Shifting Midwestern weather forecasts calling for more rain and moderate temperatures provided the catalyst for the downturn, with broad strength in the U.S. dollar also bearish for the North American grains and oilseeds. That strength in the U.S. dollar saw the Canadian dollar weaken, but the softer loonie wasn’t enough to slow the declines in canola.
In the background during the week was also talk of China imposing measures to reduce the country’s exposure to international commodity markets, which would conceivably cut into some of the country’s demand for imports. Rumours of possible changes to U.S. biodiesel policy were another bearish influence on agricultural markets, although confirmation was lacking.
While grains and oilseeds were due for a correction from a chart standpoint, the underlying fundamentals remain supportive and the latest downturn could be seen as a buying opportunity going forward.
Old-crop canola supplies are still tight, demand is still strong and the Prairies will be in need of much more moisture through the growing season.
Canola is also still relatively cheap compared to the product values, despite the historically strong price levels, which implies end-users have room to pay up more and still be quite profitable.
Crush margins did take a hit during the week, but at about $130 per tonne over the November futures, those margins are still more than double the levels seen at the same time a year ago.
From a technical standpoint, the November canola contract fell below the 20-day moving average around $728 per tonne during the week but managed to find some support at the 100-day average of $655 and correct off of that level. A test below the 100-day average would be bearish from a chart standpoint and set the stage for additional speculative selling pressure. However, if the market manages to hold, a retest to the upside is a good possibility.
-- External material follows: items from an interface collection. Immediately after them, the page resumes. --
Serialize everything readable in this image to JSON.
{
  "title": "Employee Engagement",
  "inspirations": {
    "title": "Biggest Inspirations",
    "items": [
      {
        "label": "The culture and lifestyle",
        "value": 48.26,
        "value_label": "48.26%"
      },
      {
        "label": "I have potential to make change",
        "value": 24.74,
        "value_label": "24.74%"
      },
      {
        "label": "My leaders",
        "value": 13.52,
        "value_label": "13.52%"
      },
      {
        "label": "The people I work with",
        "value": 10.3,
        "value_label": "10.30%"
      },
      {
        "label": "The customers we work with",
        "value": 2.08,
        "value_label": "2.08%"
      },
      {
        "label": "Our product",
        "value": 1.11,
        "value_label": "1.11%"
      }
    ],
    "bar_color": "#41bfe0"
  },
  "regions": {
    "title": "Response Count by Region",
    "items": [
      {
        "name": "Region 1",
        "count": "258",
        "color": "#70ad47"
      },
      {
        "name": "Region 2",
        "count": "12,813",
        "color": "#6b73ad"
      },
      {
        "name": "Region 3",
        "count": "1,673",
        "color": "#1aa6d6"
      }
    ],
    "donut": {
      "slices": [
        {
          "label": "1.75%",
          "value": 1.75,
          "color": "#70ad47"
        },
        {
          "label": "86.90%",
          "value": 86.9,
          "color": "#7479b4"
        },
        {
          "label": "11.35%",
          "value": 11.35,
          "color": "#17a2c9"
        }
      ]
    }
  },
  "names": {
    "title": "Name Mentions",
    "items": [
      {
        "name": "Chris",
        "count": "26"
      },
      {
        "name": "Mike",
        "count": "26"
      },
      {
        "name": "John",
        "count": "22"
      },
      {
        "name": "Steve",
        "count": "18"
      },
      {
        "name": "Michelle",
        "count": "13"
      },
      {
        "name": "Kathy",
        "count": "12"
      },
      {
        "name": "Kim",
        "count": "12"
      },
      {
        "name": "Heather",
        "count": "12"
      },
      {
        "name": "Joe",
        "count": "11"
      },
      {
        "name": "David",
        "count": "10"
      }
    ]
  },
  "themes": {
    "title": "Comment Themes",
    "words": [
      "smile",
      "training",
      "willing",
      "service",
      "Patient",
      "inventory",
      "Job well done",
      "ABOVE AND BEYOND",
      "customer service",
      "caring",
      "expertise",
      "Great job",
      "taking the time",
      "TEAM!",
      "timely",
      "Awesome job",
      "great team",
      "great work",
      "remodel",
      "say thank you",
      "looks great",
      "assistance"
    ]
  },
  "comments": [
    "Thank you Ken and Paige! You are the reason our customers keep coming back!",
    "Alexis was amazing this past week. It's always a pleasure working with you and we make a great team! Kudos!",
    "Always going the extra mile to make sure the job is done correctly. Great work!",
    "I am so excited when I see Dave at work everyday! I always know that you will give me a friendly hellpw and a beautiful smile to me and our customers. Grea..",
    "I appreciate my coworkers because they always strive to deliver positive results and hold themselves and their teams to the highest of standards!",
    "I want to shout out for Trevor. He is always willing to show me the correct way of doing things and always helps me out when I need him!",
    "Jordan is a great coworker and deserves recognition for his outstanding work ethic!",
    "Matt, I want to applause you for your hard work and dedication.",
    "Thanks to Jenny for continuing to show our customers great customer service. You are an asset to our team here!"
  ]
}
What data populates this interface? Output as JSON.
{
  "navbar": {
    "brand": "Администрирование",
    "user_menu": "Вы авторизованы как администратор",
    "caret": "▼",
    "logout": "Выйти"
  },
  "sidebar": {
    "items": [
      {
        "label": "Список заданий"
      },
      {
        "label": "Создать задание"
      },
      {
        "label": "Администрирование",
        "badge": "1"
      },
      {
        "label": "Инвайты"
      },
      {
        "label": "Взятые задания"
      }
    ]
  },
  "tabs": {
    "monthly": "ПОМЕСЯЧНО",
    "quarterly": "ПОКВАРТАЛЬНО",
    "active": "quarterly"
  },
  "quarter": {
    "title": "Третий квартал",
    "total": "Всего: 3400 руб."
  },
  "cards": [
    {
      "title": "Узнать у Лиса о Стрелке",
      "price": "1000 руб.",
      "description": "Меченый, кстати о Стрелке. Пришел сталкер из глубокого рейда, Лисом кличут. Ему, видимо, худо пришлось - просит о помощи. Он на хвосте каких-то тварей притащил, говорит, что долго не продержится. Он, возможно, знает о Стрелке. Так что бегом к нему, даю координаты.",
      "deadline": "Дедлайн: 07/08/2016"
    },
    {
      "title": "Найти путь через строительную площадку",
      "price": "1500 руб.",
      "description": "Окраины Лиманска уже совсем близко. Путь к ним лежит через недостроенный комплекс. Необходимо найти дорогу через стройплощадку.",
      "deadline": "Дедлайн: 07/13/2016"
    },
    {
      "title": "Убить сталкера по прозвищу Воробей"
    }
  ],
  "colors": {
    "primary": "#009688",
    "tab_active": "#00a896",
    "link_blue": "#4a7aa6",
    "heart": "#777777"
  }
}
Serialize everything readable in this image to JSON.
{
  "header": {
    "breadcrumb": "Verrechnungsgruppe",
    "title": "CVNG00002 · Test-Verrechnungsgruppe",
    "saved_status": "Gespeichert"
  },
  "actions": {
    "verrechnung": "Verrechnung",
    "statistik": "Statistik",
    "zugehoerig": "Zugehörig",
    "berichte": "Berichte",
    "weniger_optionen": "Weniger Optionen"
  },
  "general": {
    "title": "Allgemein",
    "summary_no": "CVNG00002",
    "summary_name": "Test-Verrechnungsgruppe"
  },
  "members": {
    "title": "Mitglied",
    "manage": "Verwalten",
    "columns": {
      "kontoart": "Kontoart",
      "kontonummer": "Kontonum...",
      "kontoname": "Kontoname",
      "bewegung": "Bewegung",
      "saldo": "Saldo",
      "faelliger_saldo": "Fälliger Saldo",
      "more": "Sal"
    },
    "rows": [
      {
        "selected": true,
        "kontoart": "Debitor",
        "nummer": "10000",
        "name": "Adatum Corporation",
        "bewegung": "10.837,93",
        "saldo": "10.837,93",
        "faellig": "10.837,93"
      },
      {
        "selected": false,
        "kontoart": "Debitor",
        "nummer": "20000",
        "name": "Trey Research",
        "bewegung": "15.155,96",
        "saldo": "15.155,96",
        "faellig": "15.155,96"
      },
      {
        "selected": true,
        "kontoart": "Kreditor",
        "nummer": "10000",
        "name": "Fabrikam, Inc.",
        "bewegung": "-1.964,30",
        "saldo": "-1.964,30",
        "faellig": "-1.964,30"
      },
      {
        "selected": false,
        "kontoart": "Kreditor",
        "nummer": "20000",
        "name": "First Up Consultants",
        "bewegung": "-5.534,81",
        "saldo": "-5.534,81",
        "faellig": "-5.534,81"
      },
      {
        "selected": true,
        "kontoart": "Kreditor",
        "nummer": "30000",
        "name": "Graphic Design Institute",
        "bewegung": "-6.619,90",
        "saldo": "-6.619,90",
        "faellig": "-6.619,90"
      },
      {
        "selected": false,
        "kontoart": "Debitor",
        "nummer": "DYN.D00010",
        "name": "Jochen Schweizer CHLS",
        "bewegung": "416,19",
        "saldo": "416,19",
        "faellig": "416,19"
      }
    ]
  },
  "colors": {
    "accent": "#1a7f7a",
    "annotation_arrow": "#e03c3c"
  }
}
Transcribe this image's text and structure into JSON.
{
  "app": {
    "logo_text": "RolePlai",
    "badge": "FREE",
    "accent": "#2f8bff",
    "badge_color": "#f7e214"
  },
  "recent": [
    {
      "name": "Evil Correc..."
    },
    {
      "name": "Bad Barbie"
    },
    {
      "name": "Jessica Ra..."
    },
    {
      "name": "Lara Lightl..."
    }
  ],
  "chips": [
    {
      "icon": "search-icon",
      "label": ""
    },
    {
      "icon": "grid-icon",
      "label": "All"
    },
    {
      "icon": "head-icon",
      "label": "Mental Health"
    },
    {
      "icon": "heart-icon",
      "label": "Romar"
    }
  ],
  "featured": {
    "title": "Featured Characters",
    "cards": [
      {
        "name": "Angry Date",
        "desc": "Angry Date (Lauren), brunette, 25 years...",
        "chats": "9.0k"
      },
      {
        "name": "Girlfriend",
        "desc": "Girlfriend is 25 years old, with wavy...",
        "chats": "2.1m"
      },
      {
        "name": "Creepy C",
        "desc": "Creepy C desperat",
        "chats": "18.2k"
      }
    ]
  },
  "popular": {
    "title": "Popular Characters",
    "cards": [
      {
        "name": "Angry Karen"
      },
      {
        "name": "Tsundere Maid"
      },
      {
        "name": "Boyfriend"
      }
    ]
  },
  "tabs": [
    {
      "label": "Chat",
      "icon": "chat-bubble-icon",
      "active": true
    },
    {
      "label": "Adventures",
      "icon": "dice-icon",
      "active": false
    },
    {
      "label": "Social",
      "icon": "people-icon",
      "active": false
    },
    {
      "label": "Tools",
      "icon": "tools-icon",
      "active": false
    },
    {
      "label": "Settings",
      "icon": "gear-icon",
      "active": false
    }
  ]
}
Export movement did show some signs of slowing down during the week, with the 53,900 tonnes of canola shipped during the week ended June 13 the lowest weekly total in nearly two years. However, total exports through 44 weeks of the crop year of 9.7 million tonnes are up by 1.1 million tonnes from the previous year, and there’s likely just not that much left in the cupboards to move.
That only highlights the fact that the market will be banking on a good 2021 crop to restock the shelves and keep things moving in the new marketing year. More speculative shakeouts are possible, but at the end of the day, weather and the size of the crops will be the key market-moving factors over the coming weeks.